Marijuana crops in the United States are worth about 35.8 billion dollars per year, which is 12.5 billion more dollars per year than corn, the second most profitable crop. If taxed like alcohol and tobacco, marijuana could bring in even more money.

Marijuana sales could generate an estimated 6.2 billion dollars per year in taxes, according to Harvard professor Jeffrey Miron. Legalization of marijuana could also save law enforcement agencies an astronomical amount of money. Miron estimates that marijuana legalization could save the United States as much as 7.7 billion dollars in law enforcement costs per year.

Marijuana legalization would be great for our economy, but isn't marijuana a dangerous drug that could lead users down the hopeless road of addiction?

First of all, marijuana is not physically addictive. Unlike heroin, alcohol and even tobacco and caffeine, discontinuing the use of marijuana does not produce physical withdrawal symptoms, thus one cannot be detoxed from THC, the chemical in marijuana responsible for producing the high in the smoker.

Secondly, marijuana, if used responsibly, is safe. According to, there are an estimated 435,000 deaths per year in the United States due to tobacco use and 85,000 deaths due to alcohol.

So, how many people die every year from using marijuana? Zero. Thats right, the use of marijuana alone has not been shown to cause any deaths.

Marijuana is demonized and reputed to be a gateway drug that leads to the use of harder drugs like heroin. Many people who sell marijuana also sell other illegal drugs.

If one could purchase marijuana legally, then one would not be exposed to or offered other drugs when purchasing pot, which could reduce the risk of experimenting with hard drugs. Legalizing marijuana could actually help decrease the use of dangerous drugs by reducing exposure to them.

People are always going to use illegal drugs, but many more people use marijuana than heroin, cocaine, LSD or ecstasy.

Marijuana use is prevalent in the United States. According to the National Organization for the Reform of Marijuana Laws, marijuana is one of the three most popular drugs used in America, along with alcohol and tobacco.

It is estimated that 20 million Americans have used marijuana in the past year. If this many people use marijuana, why have the laws against marijuana remained the same?

Times are changing. More and more people are realizing the need for marijuana law reform and decriminalization.

While recent 2006 marijuana initiatives were defeated, support for them is growing. In Colorado a law to legalize marijuana was defeated 60 percent to 40 percent.

In Nevada a law that not only legalized marijuana, but also set up a taxation plan, was only defeated 56 percent to 44 percent.

Decriminalization and legalization of marijuana are going to happen. It will be beneficial to the economy and those who enjoy smoking, drinking, eating or vaporizing marijuana.

The legalization of marijuana will mean a push for progress, not social degeneration.

Source: Collegian, The (U of Tulsa, OK Edu)
Author: Rachael Baldwin, Staff Writer
Published: September 25, 2007
Copyright: 2007 The Collegian
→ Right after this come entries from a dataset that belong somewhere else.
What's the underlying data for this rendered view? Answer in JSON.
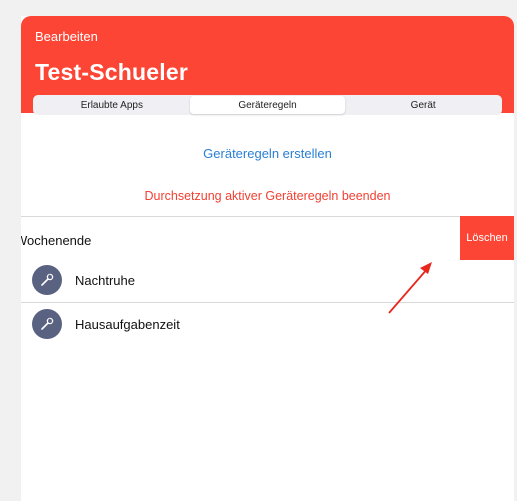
{
  "header": {
    "back_label": "Bearbeiten",
    "title": "Test-Schueler",
    "color": "#fc4535"
  },
  "tabs": [
    {
      "label": "Erlaubte Apps",
      "active": false
    },
    {
      "label": "Geräteregeln",
      "active": true
    },
    {
      "label": "Gerät",
      "active": false
    }
  ],
  "actions": {
    "create_label": "Geräteregeln erstellen",
    "stop_label": "Durchsetzung aktiver Geräteregeln beenden"
  },
  "group": {
    "title": "Wochenende",
    "delete_label": "Löschen"
  },
  "rules": [
    {
      "label": "Nachtruhe",
      "icon": "wrench-icon"
    },
    {
      "label": "Hausaufgabenzeit",
      "icon": "wrench-icon"
    }
  ]
}
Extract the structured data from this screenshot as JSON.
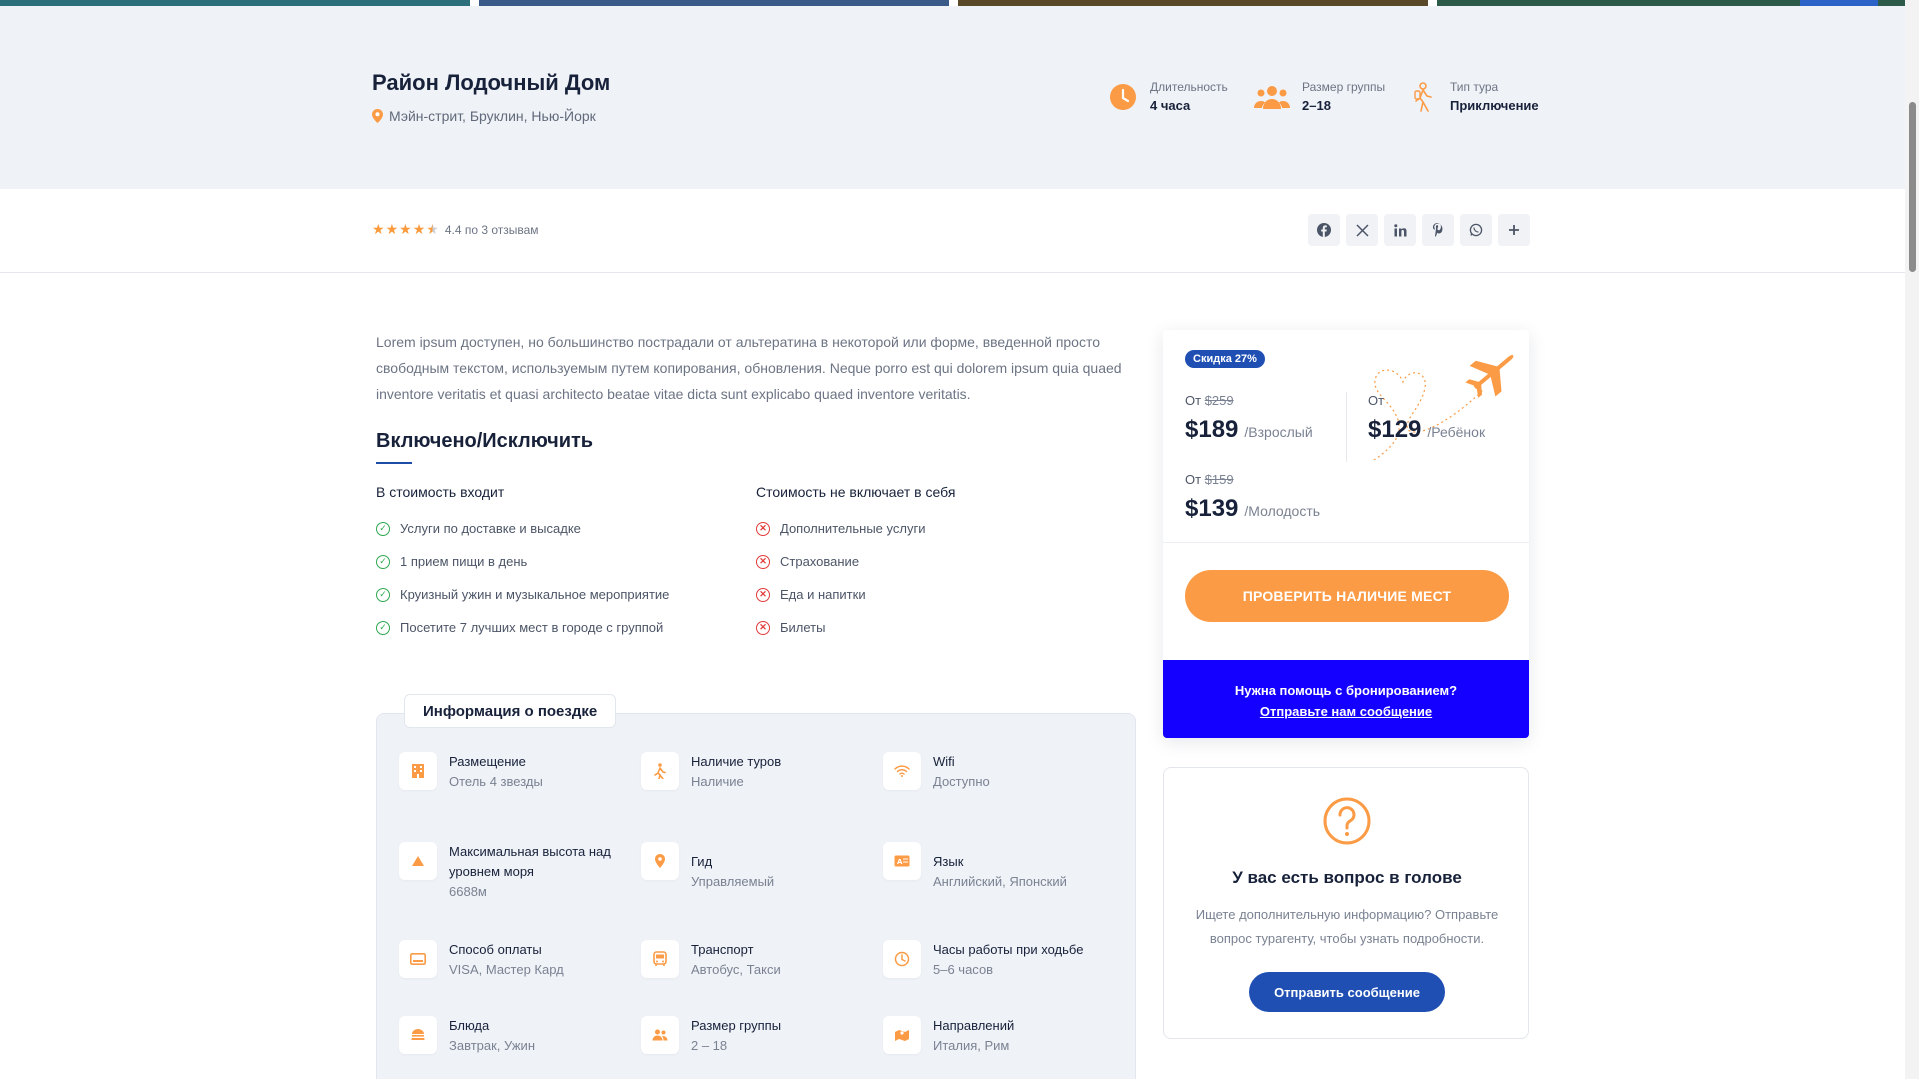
{
  "tour": {
    "title": "Район Лодочный Дом",
    "location": "Мэйн-стрит, Бруклин, Нью-Йорк",
    "meta": [
      {
        "label": "Длительность",
        "value": "4 часа",
        "icon": "clock-icon"
      },
      {
        "label": "Размер группы",
        "value": "2–18",
        "icon": "group-icon"
      },
      {
        "label": "Тип тура",
        "value": "Приключение",
        "icon": "hiker-icon"
      }
    ]
  },
  "rating": {
    "score_text": "4.4 по 3 отзывам",
    "stars": 4.5
  },
  "share": [
    "facebook-icon",
    "x-icon",
    "linkedin-icon",
    "pinterest-icon",
    "whatsapp-icon",
    "plus-icon"
  ],
  "description": "Lorem ipsum доступен, но большинство пострадали от альтератина в некоторой или форме, введенной просто свободным текстом, используемым путем копирования, обновления. Neque porro est qui dolorem ipsum quia quaed inventore veritatis et quasi architecto beatae vitae dicta sunt explicabo quaed inventore veritatis.",
  "included": {
    "title": "Включено/Исключить",
    "included_head": "В стоимость входит",
    "included_items": [
      "Услуги по доставке и высадке",
      "1 прием пищи в день",
      "Круизный ужин и музыкальное мероприятие",
      "Посетите 7 лучших мест в городе с группой"
    ],
    "excluded_head": "Стоимость не включает в себя",
    "excluded_items": [
      "Дополнительные услуги",
      "Страхование",
      "Еда и напитки",
      "Билеты"
    ]
  },
  "info": {
    "tab": "Информация о поездке",
    "cells": [
      {
        "title": "Размещение",
        "sub": "Отель 4 звезды",
        "icon": "hotel-icon"
      },
      {
        "title": "Наличие туров",
        "sub": "Наличие",
        "icon": "walker-icon"
      },
      {
        "title": "Wifi",
        "sub": "Доступно",
        "icon": "wifi-icon"
      },
      {
        "title": "Максимальная высота над уровнем моря",
        "sub": "6688м",
        "icon": "mountain-icon"
      },
      {
        "title": "Гид",
        "sub": "Управляемый",
        "icon": "guide-pin-icon"
      },
      {
        "title": "Язык",
        "sub": "Английский, Японский",
        "icon": "language-icon"
      },
      {
        "title": "Способ оплаты",
        "sub": "VISA, Мастер Кард",
        "icon": "card-icon"
      },
      {
        "title": "Транспорт",
        "sub": "Автобус, Такси",
        "icon": "bus-icon"
      },
      {
        "title": "Часы работы при ходьбе",
        "sub": "5–6 часов",
        "icon": "clock-icon"
      },
      {
        "title": "Блюда",
        "sub": "Завтрак, Ужин",
        "icon": "burger-icon"
      },
      {
        "title": "Размер группы",
        "sub": "2 – 18",
        "icon": "group-icon"
      },
      {
        "title": "Направлений",
        "sub": "Италия, Рим",
        "icon": "map-icon"
      }
    ]
  },
  "booking": {
    "discount": "Скидка 27%",
    "prices": [
      {
        "from": "От",
        "old": "$259",
        "price": "$189",
        "unit": "/Взрослый"
      },
      {
        "from": "От",
        "old": "",
        "price": "$129",
        "unit": "/Ребёнок"
      },
      {
        "from": "От",
        "old": "$159",
        "price": "$139",
        "unit": "/Молодость"
      }
    ],
    "check_button": "ПРОВЕРИТЬ НАЛИЧИЕ МЕСТ",
    "help_text": "Нужна помощь с бронированием?",
    "help_link": "Отправьте нам сообщение"
  },
  "question": {
    "title": "У вас есть вопрос в голове",
    "text": "Ищете дополнительную информацию? Отправьте вопрос турагенту, чтобы узнать подробности.",
    "button": "Отправить сообщение"
  },
  "colors": {
    "accent_orange": "#fc9b45",
    "brand_blue": "#1f4fb3",
    "help_blue": "#1400ff",
    "check_green": "#2fa84f",
    "cross_red": "#e23a3a"
  }
}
It seems crazy that The US goverment would pass on all the Tax Revenue they could be recieveing.
But this is a War that only a few want to fight.

Tuesday, September 25, 2007

Bodog Tourney

Hey Folks The Bodog Blogger tourneys continue tonight.

8:30 on bodog
password is bodogblogger